**About this task**:
All of the entries should be restated word for word, but without their pictures.

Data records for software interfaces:
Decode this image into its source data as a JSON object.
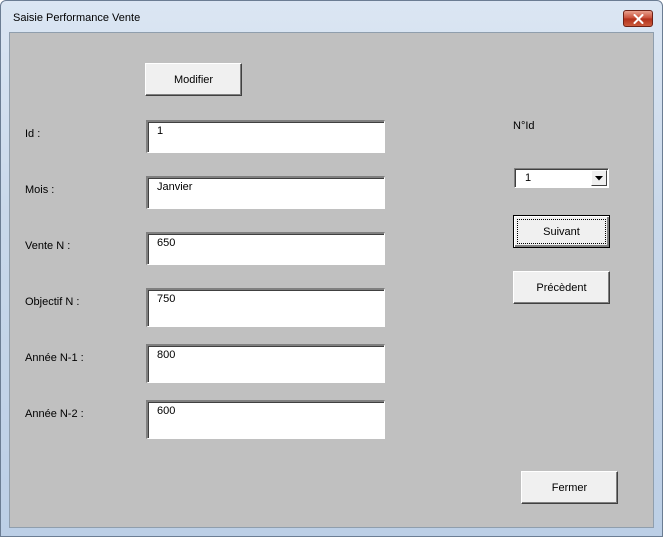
{
  "window": {
    "title": "Saisie Performance Vente"
  },
  "buttons": {
    "modifier": "Modifier",
    "suivant": "Suivant",
    "precedent": "Précèdent",
    "fermer": "Fermer"
  },
  "fields": [
    {
      "label": "Id :",
      "value": "1"
    },
    {
      "label": "Mois :",
      "value": "Janvier"
    },
    {
      "label": "Vente N :",
      "value": "650"
    },
    {
      "label": "Objectif N :",
      "value": "750"
    },
    {
      "label": "Année N-1 :",
      "value": "800"
    },
    {
      "label": "Année N-2 :",
      "value": "600"
    }
  ],
  "nid": {
    "label": "N°Id",
    "selected": "1"
  },
  "icons": {
    "close": "close-icon",
    "dropdown": "chevron-down-icon"
  }
}
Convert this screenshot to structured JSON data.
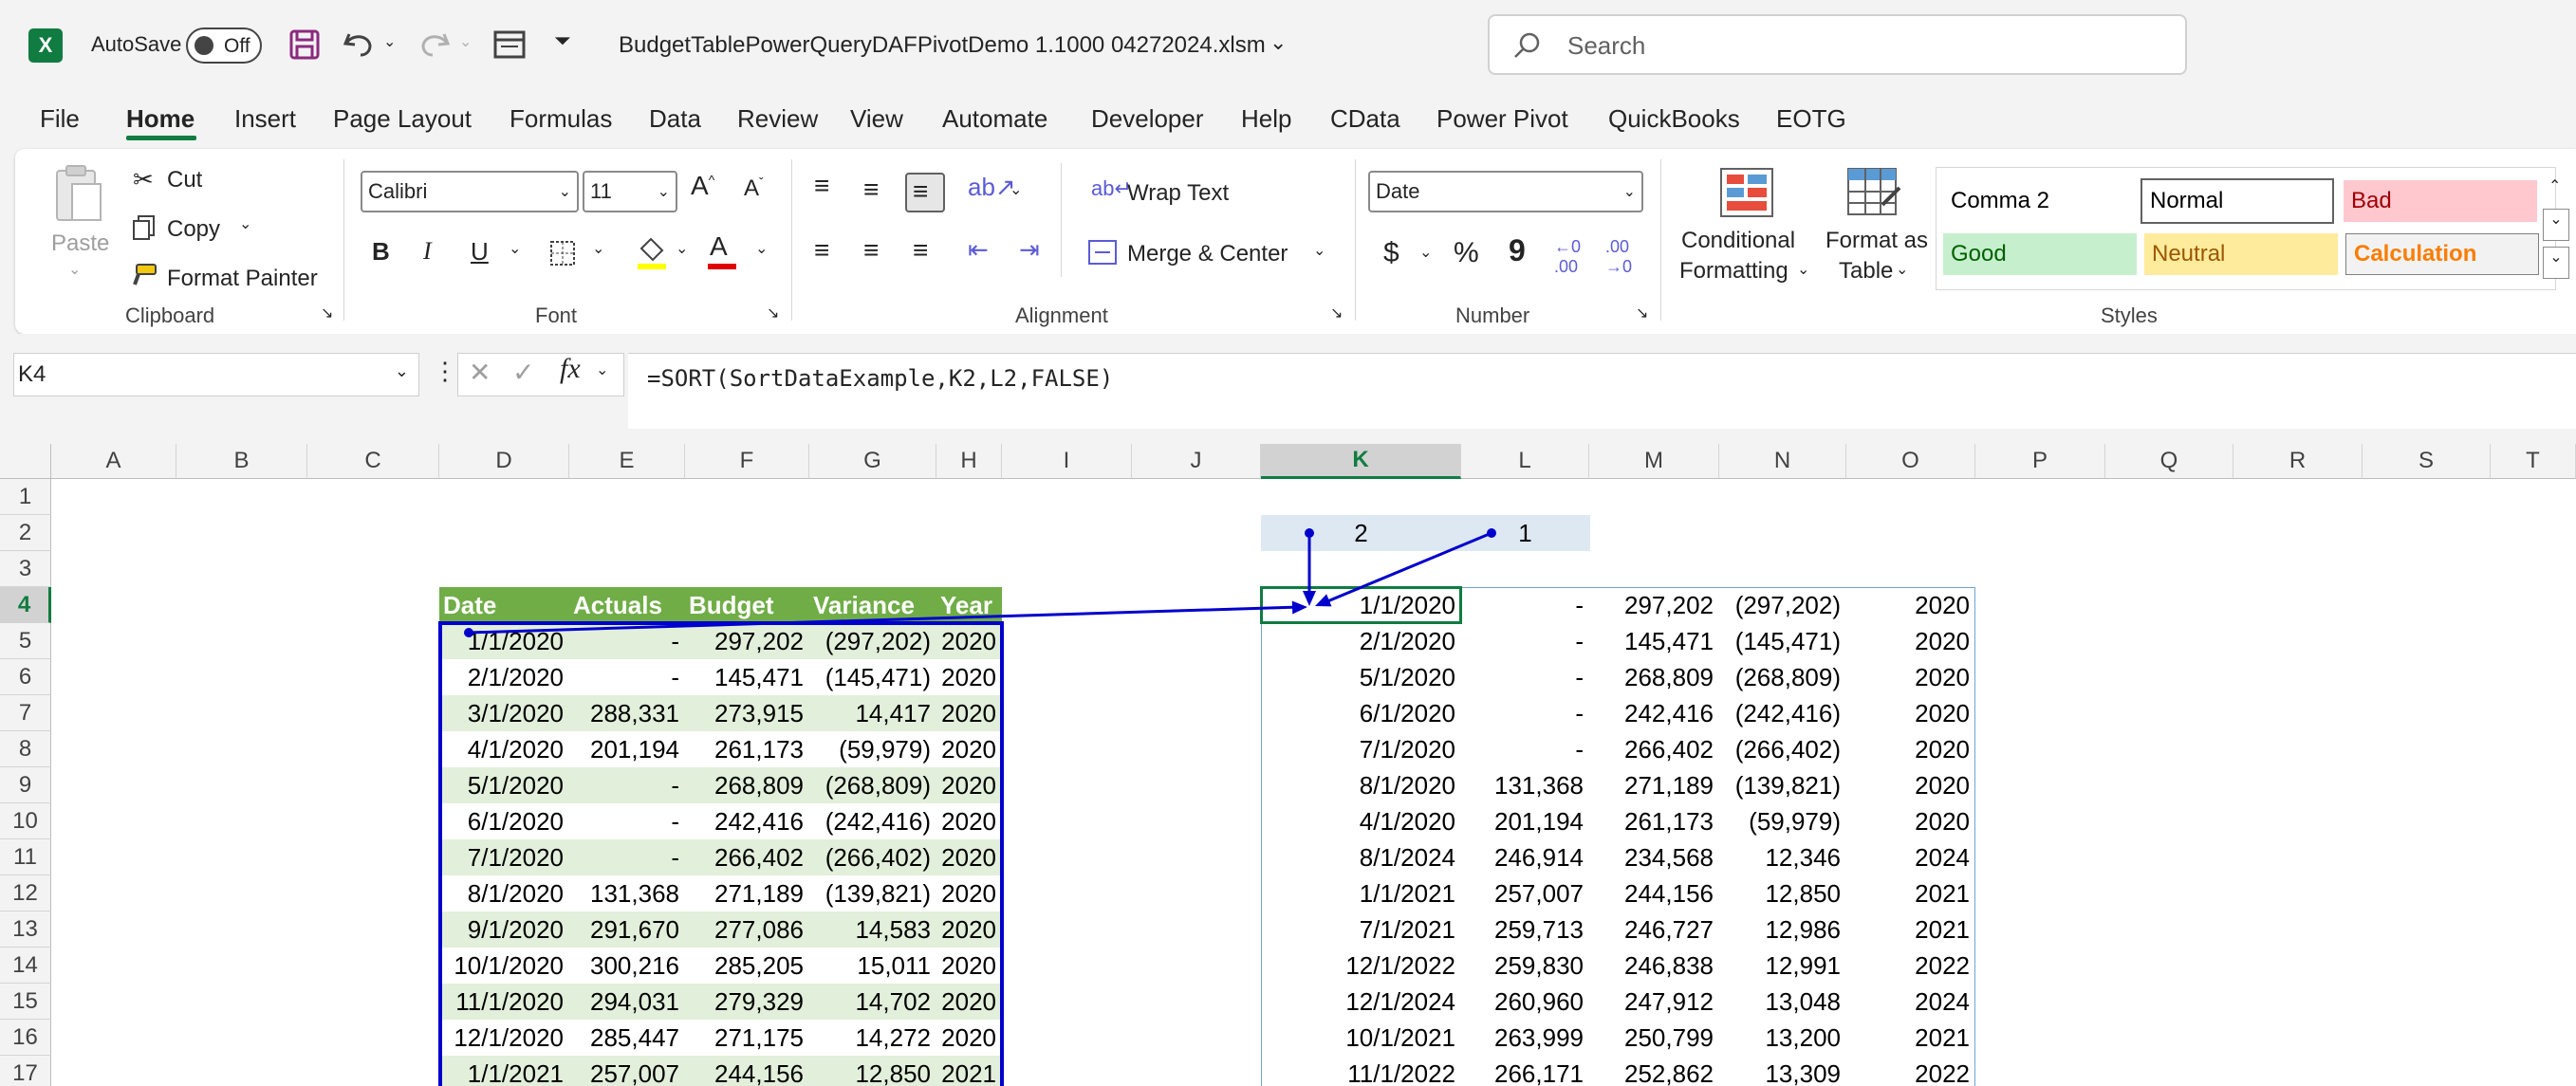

**Answer area**:
Decode this image into its source data as a JSON object.
{
  "window": {
    "title": "Saisie Performance Vente"
  },
  "buttons": {
    "modifier": "Modifier",
    "suivant": "Suivant",
    "precedent": "Précèdent",
    "fermer": "Fermer"
  },
  "fields": [
    {
      "label": "Id :",
      "value": "1"
    },
    {
      "label": "Mois :",
      "value": "Janvier"
    },
    {
      "label": "Vente N :",
      "value": "650"
    },
    {
      "label": "Objectif N :",
      "value": "750"
    },
    {
      "label": "Année N-1 :",
      "value": "800"
    },
    {
      "label": "Année N-2 :",
      "value": "600"
    }
  ],
  "nid": {
    "label": "N°Id",
    "selected": "1"
  },
  "icons": {
    "close": "close-icon",
    "dropdown": "chevron-down-icon"
  }
}
Convert this screenshot to structured JSON data.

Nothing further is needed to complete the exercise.